### Directions
Reproduce each record exactly, leaving out no line.

Data entries:
--- START ---
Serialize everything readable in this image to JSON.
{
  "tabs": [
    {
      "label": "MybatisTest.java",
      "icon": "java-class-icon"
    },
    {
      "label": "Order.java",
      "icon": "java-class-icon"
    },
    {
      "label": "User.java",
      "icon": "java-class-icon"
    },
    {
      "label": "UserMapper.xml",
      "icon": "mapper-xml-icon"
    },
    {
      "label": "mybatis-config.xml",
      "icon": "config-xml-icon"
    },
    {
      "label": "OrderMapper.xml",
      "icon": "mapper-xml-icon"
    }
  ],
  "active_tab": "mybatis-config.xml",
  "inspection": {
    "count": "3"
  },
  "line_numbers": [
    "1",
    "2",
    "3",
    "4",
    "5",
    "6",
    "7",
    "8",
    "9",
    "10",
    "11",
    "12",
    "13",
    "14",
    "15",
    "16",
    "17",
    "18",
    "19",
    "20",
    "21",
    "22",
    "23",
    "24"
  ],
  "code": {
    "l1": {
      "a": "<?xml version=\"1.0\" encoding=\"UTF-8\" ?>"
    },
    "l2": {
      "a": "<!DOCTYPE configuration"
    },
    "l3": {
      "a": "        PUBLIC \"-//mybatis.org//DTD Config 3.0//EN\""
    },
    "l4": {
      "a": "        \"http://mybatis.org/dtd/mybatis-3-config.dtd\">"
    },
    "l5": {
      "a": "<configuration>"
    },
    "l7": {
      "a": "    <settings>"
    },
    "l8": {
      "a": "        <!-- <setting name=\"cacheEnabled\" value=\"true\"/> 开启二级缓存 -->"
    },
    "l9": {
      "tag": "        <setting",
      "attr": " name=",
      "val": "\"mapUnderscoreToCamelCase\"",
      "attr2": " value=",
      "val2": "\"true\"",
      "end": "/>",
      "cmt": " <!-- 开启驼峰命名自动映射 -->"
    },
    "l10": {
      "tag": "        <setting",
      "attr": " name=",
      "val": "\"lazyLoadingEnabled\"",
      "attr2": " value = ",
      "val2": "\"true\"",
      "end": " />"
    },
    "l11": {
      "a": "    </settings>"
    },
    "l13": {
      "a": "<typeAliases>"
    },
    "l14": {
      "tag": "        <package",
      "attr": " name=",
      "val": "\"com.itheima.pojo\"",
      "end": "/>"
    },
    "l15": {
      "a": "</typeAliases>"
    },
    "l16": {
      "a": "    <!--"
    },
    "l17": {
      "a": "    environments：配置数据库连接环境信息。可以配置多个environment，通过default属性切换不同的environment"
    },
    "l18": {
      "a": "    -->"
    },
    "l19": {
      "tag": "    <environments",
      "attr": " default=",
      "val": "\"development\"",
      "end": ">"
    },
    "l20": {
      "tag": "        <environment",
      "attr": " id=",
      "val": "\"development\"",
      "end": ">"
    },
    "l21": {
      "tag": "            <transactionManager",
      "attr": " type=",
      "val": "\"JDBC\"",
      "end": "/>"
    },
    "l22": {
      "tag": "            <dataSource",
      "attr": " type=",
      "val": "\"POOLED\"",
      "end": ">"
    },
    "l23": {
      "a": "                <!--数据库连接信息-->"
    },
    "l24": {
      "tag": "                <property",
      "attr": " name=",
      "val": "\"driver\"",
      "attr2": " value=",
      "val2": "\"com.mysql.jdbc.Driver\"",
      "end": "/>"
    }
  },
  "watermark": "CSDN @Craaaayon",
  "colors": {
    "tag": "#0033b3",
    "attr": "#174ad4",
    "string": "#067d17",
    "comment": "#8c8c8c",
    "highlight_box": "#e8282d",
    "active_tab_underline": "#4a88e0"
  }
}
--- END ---
### Answer to the exercise
Serialize everything readable in this image to JSON.
{
  "tabs": [
    {
      "label": "MybatisTest.java",
      "icon": "java-class-icon"
    },
    {
      "label": "Order.java",
      "icon": "java-class-icon"
    },
    {
      "label": "User.java",
      "icon": "java-class-icon"
    },
    {
      "label": "UserMapper.xml",
      "icon": "mapper-xml-icon"
    },
    {
      "label": "mybatis-config.xml",
      "icon": "config-xml-icon"
    },
    {
      "label": "OrderMapper.xml",
      "icon": "mapper-xml-icon"
    }
  ],
  "active_tab": "mybatis-config.xml",
  "inspection": {
    "count": "3"
  },
  "line_numbers": [
    "1",
    "2",
    "3",
    "4",
    "5",
    "6",
    "7",
    "8",
    "9",
    "10",
    "11",
    "12",
    "13",
    "14",
    "15",
    "16",
    "17",
    "18",
    "19",
    "20",
    "21",
    "22",
    "23",
    "24"
  ],
  "code": {
    "l1": {
      "a": "<?xml version=\"1.0\" encoding=\"UTF-8\" ?>"
    },
    "l2": {
      "a": "<!DOCTYPE configuration"
    },
    "l3": {
      "a": "        PUBLIC \"-//mybatis.org//DTD Config 3.0//EN\""
    },
    "l4": {
      "a": "        \"http://mybatis.org/dtd/mybatis-3-config.dtd\">"
    },
    "l5": {
      "a": "<configuration>"
    },
    "l7": {
      "a": "    <settings>"
    },
    "l8": {
      "a": "        <!-- <setting name=\"cacheEnabled\" value=\"true\"/> 开启二级缓存 -->"
    },
    "l9": {
      "tag": "        <setting",
      "attr": " name=",
      "val": "\"mapUnderscoreToCamelCase\"",
      "attr2": " value=",
      "val2": "\"true\"",
      "end": "/>",
      "cmt": " <!-- 开启驼峰命名自动映射 -->"
    },
    "l10": {
      "tag": "        <setting",
      "attr": " name=",
      "val": "\"lazyLoadingEnabled\"",
      "attr2": " value = ",
      "val2": "\"true\"",
      "end": " />"
    },
    "l11": {
      "a": "    </settings>"
    },
    "l13": {
      "a": "<typeAliases>"
    },
    "l14": {
      "tag": "        <package",
      "attr": " name=",
      "val": "\"com.itheima.pojo\"",
      "end": "/>"
    },
    "l15": {
      "a": "</typeAliases>"
    },
    "l16": {
      "a": "    <!--"
    },
    "l17": {
      "a": "    environments：配置数据库连接环境信息。可以配置多个environment，通过default属性切换不同的environment"
    },
    "l18": {
      "a": "    -->"
    },
    "l19": {
      "tag": "    <environments",
      "attr": " default=",
      "val": "\"development\"",
      "end": ">"
    },
    "l20": {
      "tag": "        <environment",
      "attr": " id=",
      "val": "\"development\"",
      "end": ">"
    },
    "l21": {
      "tag": "            <transactionManager",
      "attr": " type=",
      "val": "\"JDBC\"",
      "end": "/>"
    },
    "l22": {
      "tag": "            <dataSource",
      "attr": " type=",
      "val": "\"POOLED\"",
      "end": ">"
    },
    "l23": {
      "a": "                <!--数据库连接信息-->"
    },
    "l24": {
      "tag": "                <property",
      "attr": " name=",
      "val": "\"driver\"",
      "attr2": " value=",
      "val2": "\"com.mysql.jdbc.Driver\"",
      "end": "/>"
    }
  },
  "watermark": "CSDN @Craaaayon",
  "colors": {
    "tag": "#0033b3",
    "attr": "#174ad4",
    "string": "#067d17",
    "comment": "#8c8c8c",
    "highlight_box": "#e8282d",
    "active_tab_underline": "#4a88e0"
  }
}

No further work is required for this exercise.